We took the world by storm. Mountains had to be climbed, bridges crossed, new friends, new sensations, new worlds explored. The vast heaving bulk of the Highlands, a barren wilderness where giants might have once ruled over the massive, inhospitable mountains and lengthy strides of desolate tract; we had to cover it all, feeling overwhelmed by the enormity of it, the brutal, unsettling isolation, you and me, tiny, insignificant, on my motorbike meandering through the winding trail.
The quest for sunrises became your obsession, you waking me up at three to jump on the motorbike and fly off to a loch or peak or island in time for the new spectacle: the red blaze spreading amber and gold hues over mountains wrenched apart by deep, smooth lochs, the shadows of islands nearing their new dawn, Iona, Shuna, Skye; the future waiting to unfold. They’re all photographed, back at our place, each one with us, our heads joined in frozen grins in the foreground, as you hold the camera back and randomly click.
The bike always scared me. You never seemed to hold on tight. At first I thought it was because of the suicide: life didn’t mean so much to you. But then later, when life overtook you and defined you, you still wouldn’t preserve it. I’d given up begging you, and resigned myself to driving carefully. But I shouldn’t have trusted the other drivers on the road.
It was the freshest dawn, sparkling with life and courage. We were coming back from your final sunrise, a promontory into the ocean. It was as if we were walking on water, the flash fire of the new sunrise splaying the deepest orange over the shimmering water before us, and I felt like the world would never end.
There was a short tunnel, a truck on the wrong side, a sliding of the wheels, a crash against the wall, and then nothing.
They didn’t tell me you had died for a few days, to help my recovery. I was numb, my mind whirling in the fog of fantasy or reality or religion.
Where have you gone?
I woke early this morning to see the sunrise on your last day above the earth. I sat alone on a beach a few hours from your parent’s home, far from the remote mountains and solitary islands that you love. The sun seeped distilled onto the landscape, and I have never felt so alone. I don’t think I can do any more sunrises.

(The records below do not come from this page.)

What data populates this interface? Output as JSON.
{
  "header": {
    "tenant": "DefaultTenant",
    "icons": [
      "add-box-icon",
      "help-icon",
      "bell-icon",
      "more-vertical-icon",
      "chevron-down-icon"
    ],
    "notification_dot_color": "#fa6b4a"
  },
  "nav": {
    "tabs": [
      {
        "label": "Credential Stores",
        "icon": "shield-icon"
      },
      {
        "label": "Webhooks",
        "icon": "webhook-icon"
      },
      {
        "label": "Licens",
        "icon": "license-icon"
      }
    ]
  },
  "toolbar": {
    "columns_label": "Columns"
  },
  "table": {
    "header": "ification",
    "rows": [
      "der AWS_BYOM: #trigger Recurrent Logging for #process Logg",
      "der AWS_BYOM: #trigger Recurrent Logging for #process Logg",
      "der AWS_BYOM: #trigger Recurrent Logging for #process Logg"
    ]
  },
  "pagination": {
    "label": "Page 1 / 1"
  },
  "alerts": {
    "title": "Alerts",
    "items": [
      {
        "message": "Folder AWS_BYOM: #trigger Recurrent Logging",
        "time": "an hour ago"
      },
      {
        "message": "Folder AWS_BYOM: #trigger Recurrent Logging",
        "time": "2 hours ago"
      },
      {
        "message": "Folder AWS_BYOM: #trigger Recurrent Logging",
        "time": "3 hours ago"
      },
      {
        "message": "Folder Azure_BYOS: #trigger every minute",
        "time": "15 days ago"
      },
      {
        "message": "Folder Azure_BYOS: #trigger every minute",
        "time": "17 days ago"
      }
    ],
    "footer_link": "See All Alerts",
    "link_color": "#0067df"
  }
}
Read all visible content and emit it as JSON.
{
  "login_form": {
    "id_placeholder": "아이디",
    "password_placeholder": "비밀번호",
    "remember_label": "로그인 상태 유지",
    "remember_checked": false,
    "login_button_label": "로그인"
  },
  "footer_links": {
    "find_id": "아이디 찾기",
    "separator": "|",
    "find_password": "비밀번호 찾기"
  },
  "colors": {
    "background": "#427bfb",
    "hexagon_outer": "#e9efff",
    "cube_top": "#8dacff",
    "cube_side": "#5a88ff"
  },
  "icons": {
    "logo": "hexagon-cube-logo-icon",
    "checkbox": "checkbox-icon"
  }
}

Sometimes I remember you telling me about your attempted suicide, the overdose of painkillers, the strange feeling of release, your essence slowly spreading out into the universe, and I find myself dreaming of seeing you once again.